6. Al Jefferson, though still young and already having demonstrated impressive skill for such a young age, has failed to improve notably on areas of weakness within his game. The same knocks he had three years ago he still has today. Poor defensive awareness, apparent unwillingness to share the basketball and/or inability to pass out of double teams, and so on. Even the most adamant defenders have to admit that he seems to have plateaued. In fairness, some of this is due to an unimpressive surrounding cast. Some of it is surely due to ineffective coaching. Without question, some of it can be attributed to the ACL tear. All of that aside, when it comes down to it a player eventually has to answer the naysayers and Jefferson has not done this. In failing to do, the crowd of naysayers has grown even more. Now go back to #1 and the part about his market value.


    Let me close by saying that I don’t mean this to be a slash and burn job on Jefferson now that he isn’t a member of the Wolves anymore. Far from it. I’m a big Al Jefferson fan and I am glad he will finally get a chance to win. What he does, he does extremely well. I challenge anyone to name five better offensive low post players in the entire league. On top of everything, he seems like a genuinely good guy and so he’s easy to cheer for.

    I’ll liken this trade to the rare instance of breaking up with a girlfriend on legitimately good terms. You know, she’s really cool and in another time and place maybe she could have been the one. But personally, emotionally and spiritually you’re headed in one direction and she’s headed in another. Neither in bad directions, just different. You’ve outgrown each other. Truthfully, you probably should have ended this awhile ago but things were cool so you rode it out, hoping the ship might right itself. In the end, you saw this coming but at least you gave it a fair shake.
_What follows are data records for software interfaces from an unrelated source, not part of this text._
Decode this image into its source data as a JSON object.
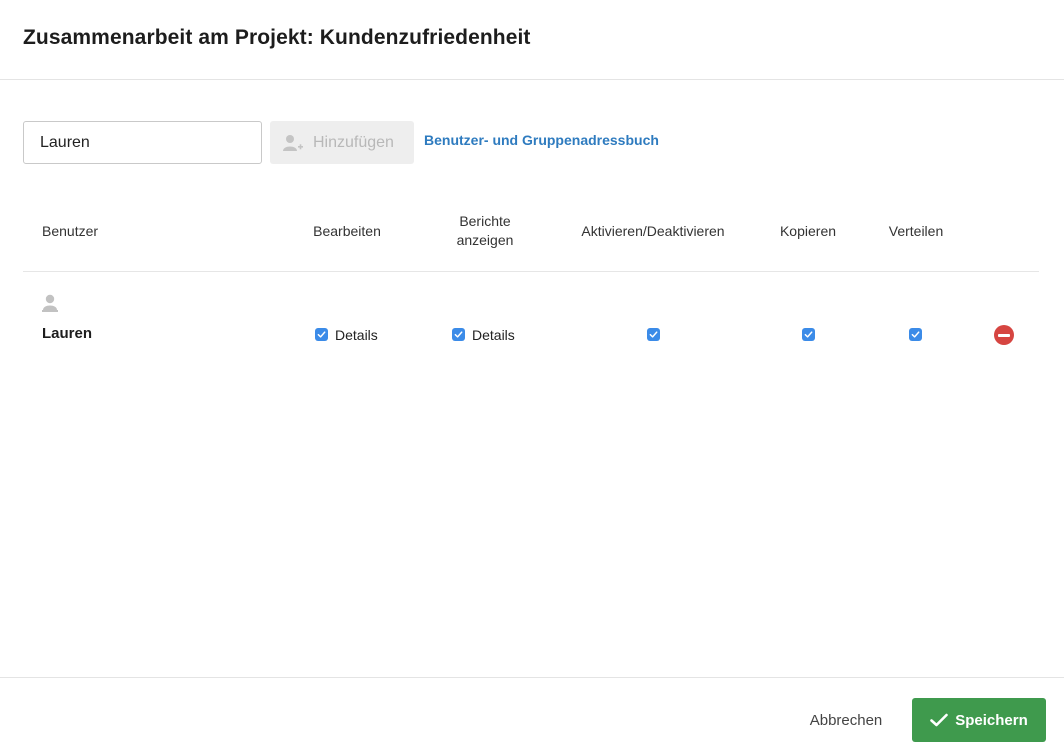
{
  "dialog": {
    "title": "Zusammenarbeit am Projekt: Kundenzufriedenheit"
  },
  "search": {
    "value": "Lauren",
    "placeholder": ""
  },
  "add_button": {
    "label": "Hinzufügen",
    "icon": "add-user-icon"
  },
  "addressbook_link": "Benutzer- und Gruppenadressbuch",
  "table": {
    "headers": {
      "user": "Benutzer",
      "edit": "Bearbeiten",
      "reports_line1": "Berichte",
      "reports_line2": "anzeigen",
      "activate": "Aktivieren/Deaktivieren",
      "copy": "Kopieren",
      "distribute": "Verteilen"
    },
    "rows": [
      {
        "user": "Lauren",
        "edit": {
          "checked": true,
          "label": "Details"
        },
        "reports": {
          "checked": true,
          "label": "Details"
        },
        "activate": {
          "checked": true
        },
        "copy": {
          "checked": true
        },
        "distribute": {
          "checked": true
        }
      }
    ]
  },
  "footer": {
    "cancel_label": "Abbrechen",
    "save_label": "Speichern"
  },
  "colors": {
    "accent_blue": "#3b8be8",
    "link": "#2e7bbf",
    "save_green": "#3f9a4d",
    "remove_red": "#d64541"
  }
}
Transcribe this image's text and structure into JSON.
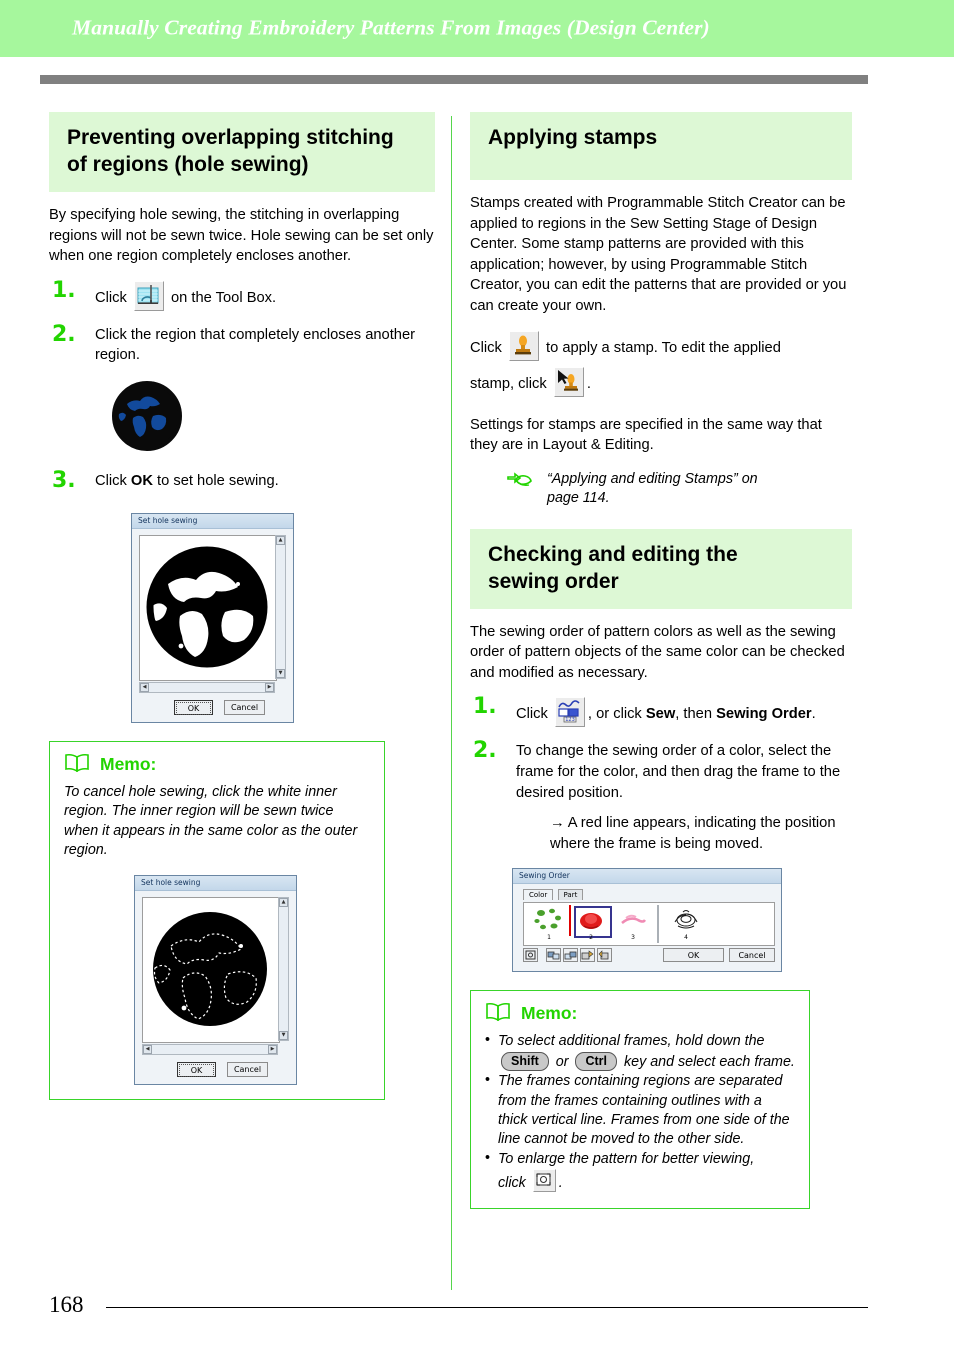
{
  "header": {
    "title": "Manually Creating Embroidery Patterns From Images (Design Center)"
  },
  "colors": {
    "header_band": "#a6f79d",
    "section_heading_bg": "#ddf8d5",
    "accent_green": "#22d400",
    "divider_green": "#55d64c",
    "rule_gray": "#808080"
  },
  "left_column": {
    "section_heading_line1": "Preventing overlapping stitching",
    "section_heading_line2": "of regions (hole sewing)",
    "intro": "By specifying hole sewing, the stitching in overlapping regions will not be sewn twice. Hole sewing can be set only when one region completely encloses another.",
    "steps": [
      {
        "num": "1.",
        "text_before": "Click",
        "icon": "hole-sewing-tool-icon",
        "text_after": "on the Tool Box."
      },
      {
        "num": "2.",
        "text": "Click the region that completely encloses another region."
      },
      {
        "num": "3.",
        "text_before": "Click",
        "bold": "OK",
        "text_after": "to set hole sewing."
      }
    ],
    "dialog": {
      "title": "Set hole sewing",
      "ok_label": "OK",
      "cancel_label": "Cancel"
    },
    "memo": {
      "label": "Memo:",
      "text": "To cancel hole sewing, click the white inner region. The inner region will be sewn twice when it appears in the same color as the outer region.",
      "dialog": {
        "title": "Set hole sewing",
        "ok_label": "OK",
        "cancel_label": "Cancel"
      }
    }
  },
  "right_column": {
    "section1_heading": "Applying stamps",
    "section1_intro": "Stamps created with Programmable Stitch Creator can be applied to regions in the Sew Setting Stage of Design Center. Some stamp patterns are provided with this application; however, by using Programmable Stitch Creator, you can edit the patterns that are provided or you can create your own.",
    "stamp_click_before": "Click",
    "stamp_click_middle": "to apply a stamp. To edit the applied",
    "stamp_click_line2": "stamp, click",
    "stamp_click_end": ".",
    "stamp_apply_icon": "stamp-icon",
    "stamp_edit_icon": "edit-stamp-icon",
    "settings_note": "Settings for stamps are specified in the same way that they are in Layout & Editing.",
    "reference": {
      "icon": "pointing-hand-icon",
      "line1": "“Applying and editing Stamps” on",
      "line2": "page 114."
    },
    "section2_heading_line1": "Checking and editing the",
    "section2_heading_line2": "sewing order",
    "section2_intro": "The sewing order of pattern colors as well as the sewing order of pattern objects of the same color can be checked and modified as necessary.",
    "steps": [
      {
        "num": "1.",
        "text_before": "Click",
        "icon": "sewing-order-icon",
        "text_mid": ", or click",
        "bold1": "Sew",
        "text_mid2": ", then",
        "bold2": "Sewing Order",
        "text_after": "."
      },
      {
        "num": "2.",
        "text": "To change the sewing order of a color, select the frame for the color, and then drag the frame to the desired position.",
        "substep": "A red line appears, indicating the position where the frame is being moved."
      }
    ],
    "dialog": {
      "title": "Sewing Order",
      "tabs": [
        "Color",
        "Part"
      ],
      "frames": [
        "1",
        "2",
        "3",
        "4"
      ],
      "ok_label": "OK",
      "cancel_label": "Cancel",
      "toolbar_icons": [
        "zoom-frame-icon",
        "move-first-icon",
        "move-prev-icon",
        "move-next-icon",
        "move-last-icon"
      ]
    },
    "memo": {
      "label": "Memo:",
      "bullets": [
        {
          "part1": "To select additional frames, hold down the",
          "key1": "Shift",
          "or": "or",
          "key2": "Ctrl",
          "part2": "key and select each",
          "part3": "frame."
        },
        {
          "text": "The frames containing regions are separated from the frames containing outlines with a thick vertical line. Frames from one side of the line cannot be moved to the other side."
        },
        {
          "text": "To enlarge the pattern for better viewing,",
          "text2": "click",
          "icon": "zoom-frame-icon",
          "text3": "."
        }
      ]
    }
  },
  "footer": {
    "page_number": "168"
  }
}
Many say it, few mean it. We still want to be friends.





 
 
 
 
The views expressed in this blog are solely those of the author and do not reflect the views of CBS Sports or CBSSports.com